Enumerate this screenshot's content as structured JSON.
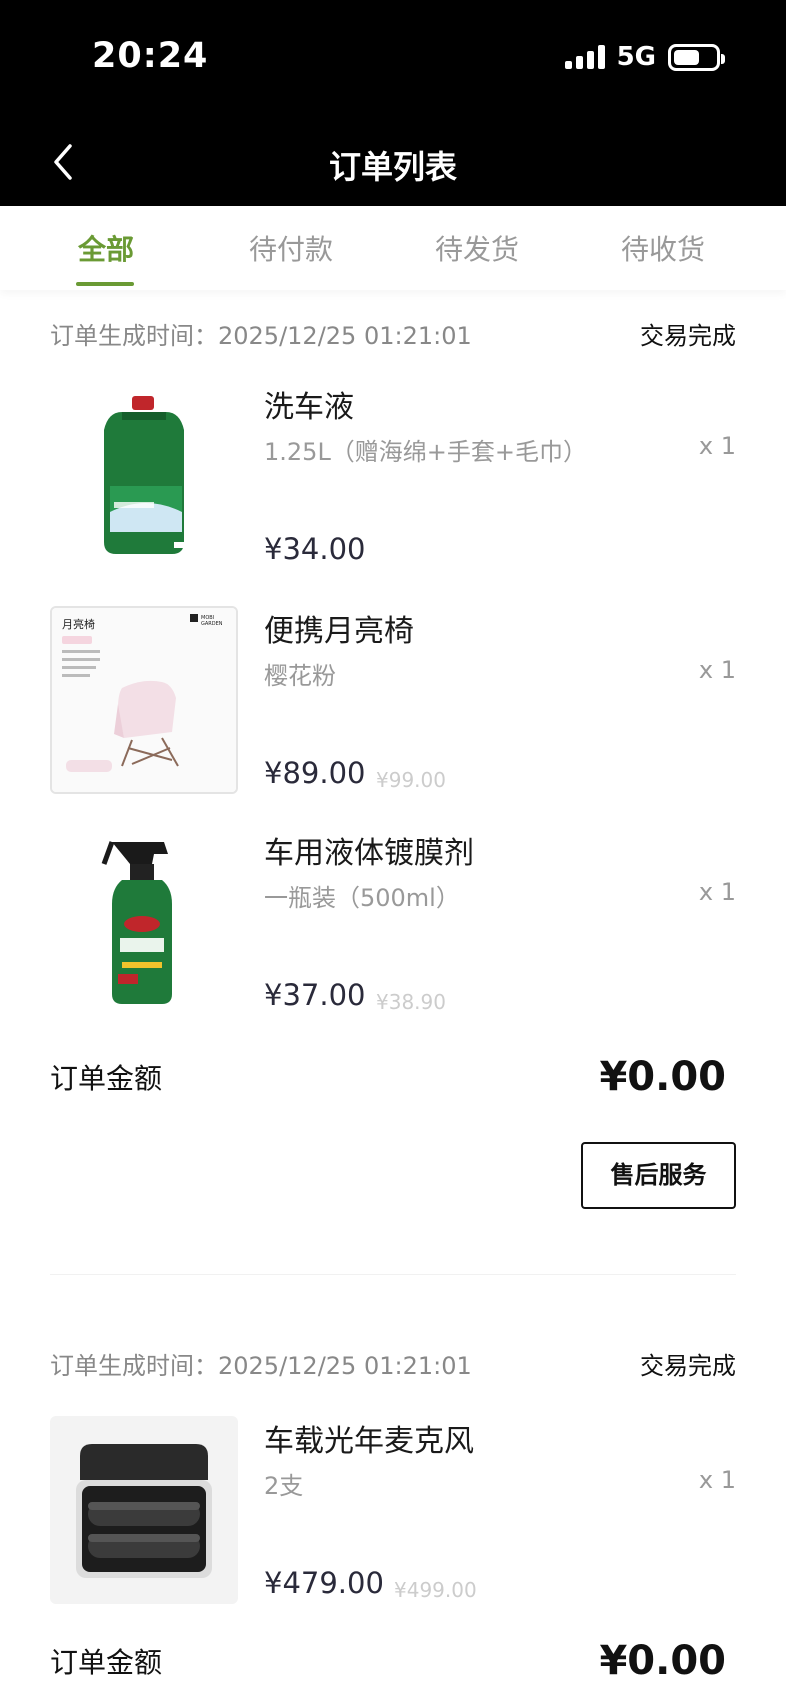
{
  "status_bar": {
    "time": "20:24",
    "network": "5G",
    "battery_level": 0.62
  },
  "nav": {
    "title": "订单列表",
    "back_icon": "chevron-left-icon"
  },
  "tabs": [
    {
      "label": "全部",
      "active": true
    },
    {
      "label": "待付款",
      "active": false
    },
    {
      "label": "待发货",
      "active": false
    },
    {
      "label": "待收货",
      "active": false
    }
  ],
  "orders": [
    {
      "time_label": "订单生成时间：2025/12/25 01:21:01",
      "status": "交易完成",
      "items": [
        {
          "name": "洗车液",
          "spec": "1.25L（赠海绵+手套+毛巾）",
          "qty": "x 1",
          "price": "¥34.00",
          "original_price": "",
          "image": "car-wash-bottle"
        },
        {
          "name": "便携月亮椅",
          "spec": "樱花粉",
          "qty": "x 1",
          "price": "¥89.00",
          "original_price": "¥99.00",
          "image": "moon-chair",
          "image_text": {
            "title": "月亮椅",
            "brand_top": "MOBI",
            "brand_bottom": "GARDEN"
          }
        },
        {
          "name": "车用液体镀膜剂",
          "spec": "一瓶装（500ml）",
          "qty": "x 1",
          "price": "¥37.00",
          "original_price": "¥38.90",
          "image": "coating-spray-bottle"
        }
      ],
      "total_label": "订单金额",
      "total_value": "¥0.00",
      "action_label": "售后服务"
    },
    {
      "time_label": "订单生成时间：2025/12/25 01:21:01",
      "status": "交易完成",
      "items": [
        {
          "name": "车载光年麦克风",
          "spec": "2支",
          "qty": "x 1",
          "price": "¥479.00",
          "original_price": "¥499.00",
          "image": "microphone-case"
        }
      ],
      "total_label": "订单金额",
      "total_value": "¥0.00"
    }
  ],
  "colors": {
    "accent": "#6a9a34",
    "header_bg": "#000000"
  }
}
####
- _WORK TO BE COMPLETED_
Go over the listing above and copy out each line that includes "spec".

- _EXPECTED ANSWER_
          "spec": "1.25L（赠海绵+手套+毛巾）",
          "spec": "樱花粉",
          "spec": "一瓶装（500ml）",
          "spec": "2支",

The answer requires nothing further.